The acquisition is said to be an oil on canvas by St Thomas (West Indies born) Danish French artist Camille Pissarro, (1830-1903) who was a pivotal figure in the transformation from Impressionism to Post Impressionism and a great champion of the dignity of labour.
The artist eschewed artifice and sought to present labourers, preferably farm workers, toiling in the woods or fields.
The one time Perth multi-millionaire, the late Robert Holmes a Court, had one such work by him, called The Woodcutter.
Pissarro has tended to offer good value as he also led a dignified life which failed to translate into the brand appeal of bigger name Impressionists such as Renoir or Monet.
But as the latter's works have become rarer, his prices have risen and any purchase, through friends and associates of the gallery, would cost it many millions of dollars.
Elizabeth Taylor had a work by Pissarro called Apple Trees at Eragny which made £2.95 million at auction in 2012.
Discreet appeals for funds for the work have surprised as it appears the gallery or its associates already have the painting in tow.

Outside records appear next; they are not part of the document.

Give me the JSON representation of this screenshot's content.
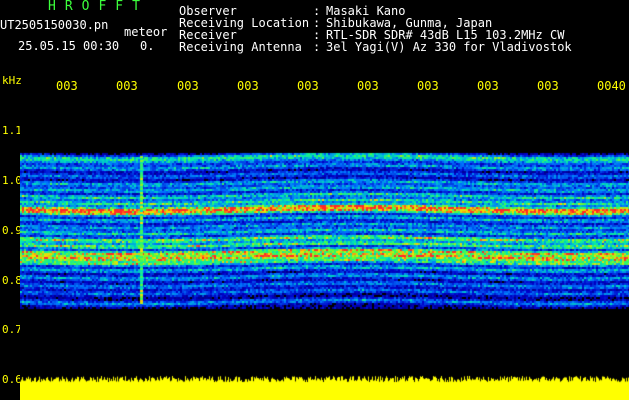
{
  "header": {
    "app_title": "HROFFT",
    "file_name": "UT2505150030.pn",
    "meteor_label": "meteor",
    "date_time": "25.05.15 00:30",
    "count": "0.",
    "info": [
      {
        "label": "Observer",
        "value": "Masaki Kano"
      },
      {
        "label": "Receiving Location",
        "value": "Shibukawa, Gunma, Japan"
      },
      {
        "label": "Receiver",
        "value": "RTL-SDR SDR# 43dB L15 103.2MHz CW"
      },
      {
        "label": "Receiving Antenna",
        "value": "3el Yagi(V) Az 330 for Vladivostok"
      }
    ]
  },
  "axes": {
    "unit": "kHz",
    "time_labels": [
      "003",
      "003",
      "003",
      "003",
      "003",
      "003",
      "003",
      "003",
      "003",
      "0040"
    ],
    "freq_labels": [
      "1.1",
      "1.0",
      "0.9",
      "0.8",
      "0.7",
      "0.6"
    ]
  },
  "colors": {
    "title": "#3cff3c",
    "labels": "#ffff00",
    "text": "#ffffff",
    "background": "#000000",
    "audio_level": "#ffff00"
  }
}
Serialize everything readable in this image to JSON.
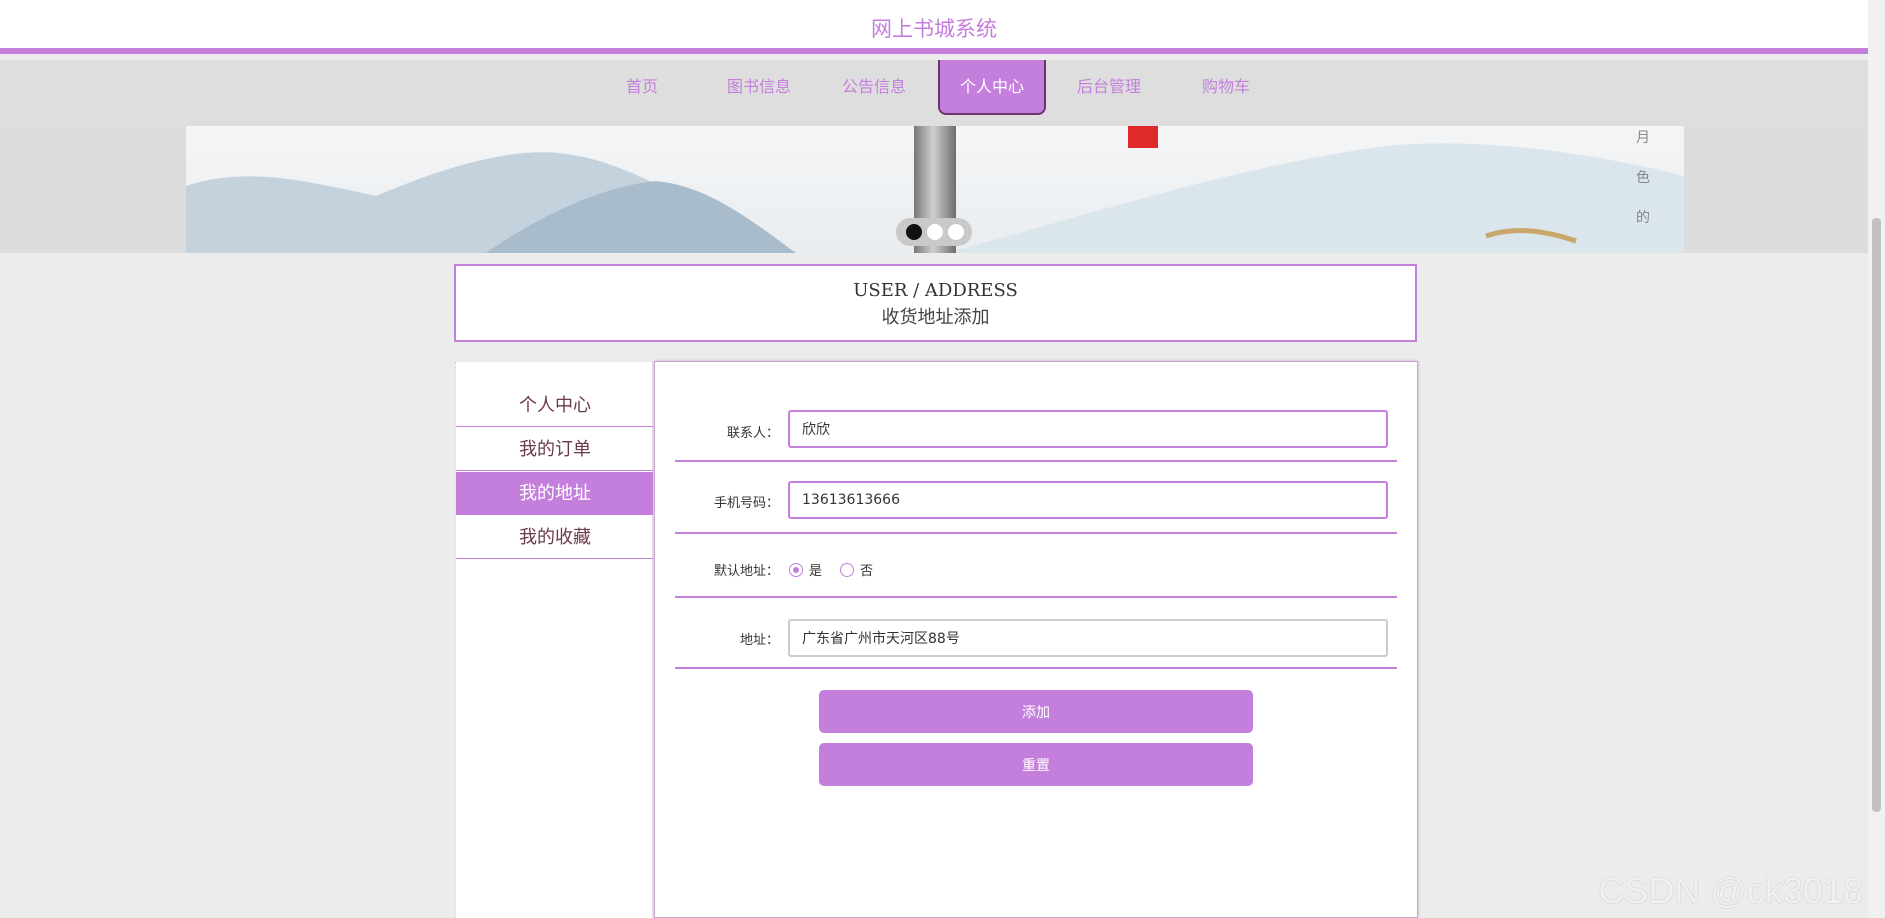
{
  "site": {
    "title": "网上书城系统"
  },
  "nav": {
    "items": [
      {
        "label": "首页"
      },
      {
        "label": "图书信息"
      },
      {
        "label": "公告信息"
      },
      {
        "label": "个人中心",
        "active": true
      },
      {
        "label": "后台管理"
      },
      {
        "label": "购物车"
      }
    ]
  },
  "banner": {
    "dots": 3,
    "active_dot": 1
  },
  "heading": {
    "en": "USER / ADDRESS",
    "zh": "收货地址添加"
  },
  "sidebar": {
    "items": [
      {
        "label": "个人中心"
      },
      {
        "label": "我的订单"
      },
      {
        "label": "我的地址",
        "active": true
      },
      {
        "label": "我的收藏"
      }
    ]
  },
  "form": {
    "contact": {
      "label": "联系人：",
      "value": "欣欣"
    },
    "phone": {
      "label": "手机号码：",
      "value": "13613613666"
    },
    "default": {
      "label": "默认地址：",
      "options": [
        "是",
        "否"
      ],
      "selected": "是"
    },
    "address": {
      "label": "地址：",
      "value": "广东省广州市天河区88号"
    },
    "submit_label": "添加",
    "reset_label": "重置"
  },
  "watermark": "CSDN @ck3018",
  "colors": {
    "accent": "#c47fdc",
    "background": "#ececec",
    "text_dark": "#6b3a4c"
  }
}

This would appear to rule out the possibility of it being acquired at a forthcoming auction, having possibly being acquired at a recent one.
Or it could have an option on such a work from a dealer. The gallery has done very well in the past to match up donors with works it would like to add to its collection.
Several Pissarros came up at the end of the last season the finest of which was Crue de la Seine, pont Boieldieu, Rouen, sold for $US2.4 million at Sotheby's Impressionist & Modern Art Evening Sale in New York on November 6 when the gallery's interest in the artist began to circulate but there is an even grander one to come.
One of the finest examples of the artist's work is coming up at Sotheby's in February but the price surely would be out of the reach of any Adelaide art lovers.
With the added topicality of being a restitution matter, as it was stolen by the Nazis, the oil on canvas is a view of Montmatre, expected to make £7 million to £10 million.
The painting appears to be a twin to the townscape oil on canvas in the National Gallery of Victoria bought by the gallery's director Bernard Hall with Felton Bequest Funds in 1905.
This acquisition was one of the most astute purchases ever made by an Australian art museum.
It was purchased for £300 from an exhibition held by the Grafton Galleries in London.
That purchase surprised as it was in sharp contrast to the artistic work of Hall which tended to be dark and sombre.
That Pissarro, Boulevard Monmartre, Morning, Cloudy Weather, was relatively subdued in hue as its title suggests.
Hall, a painter and teacher as well as a public official, has been described as “holding an old dark mirror up to nature.” quite unlike the colourful, open air landscape of the Impressionists
But Hall said he would have liked to have acquired a Monet, a Degas and a Sisley as well “but apart from the best of them having been held privately, the prices were prohibitive".
It was lent to the exhibition 'The Impressionist and the City Pissarro's Series Paintings' curated by Richard Brettell at Dallas Museum of Art, the Philadelphia Museum of Art, and the Royal Academy of Arts in 1992.
Sadly the AGSA was acquiring very different types of works when the Montmartre view was painted.
It was acquired only six years after the AGSA purchased its appropriately named Herbert Schmalz's ludicrously huge chef d'oeuvre Zenobia's Last Look on Palmyra.
“The estimate is conservative,” though, said Philip Hook, a senior Impressionist and modern art expert at Sotheby’s in London of its own coming Pissaro offering. “There hasn’t been another Paris street scene for sale for at least a generation.”
The work now being sold was restituted to its rightful owner after being seized by the Nazis.
Montmartre, Matinée de Printemps dates from 1897, the same period and subject as the NGV buy,
“With the enduring demand for Impressionist masterpieces – particularly works of such rarity as this work by Pissarro – we anticipate interest from around the globe,” Helena Newman, Chairman of Sotheby’s Impressionist & Modern Art Department Europe, said.
Adelaide's touted purchase would be in contrast to the gallery's tendency under the direction of Nick Mitzevich, to buy contemporary Australian works.
The return of Adelaide's art and business community is being awaited by the flaneurs who insist that the gallery wants to secure the Pissarro, the title, subject and source of which still remains elusive.
In particular they will be looking for a response from the Mr Andrew Gwinnett who has been described as a multi-millionaire business man with a big neo-Georgian house in North Adelaide.
Mr Gwinnett chairs the Arrowcrest automotive group, and is deputy chair of the AGS Foundation.
He has also been a big donor to the gallery and a major mover and shaker on its behalf.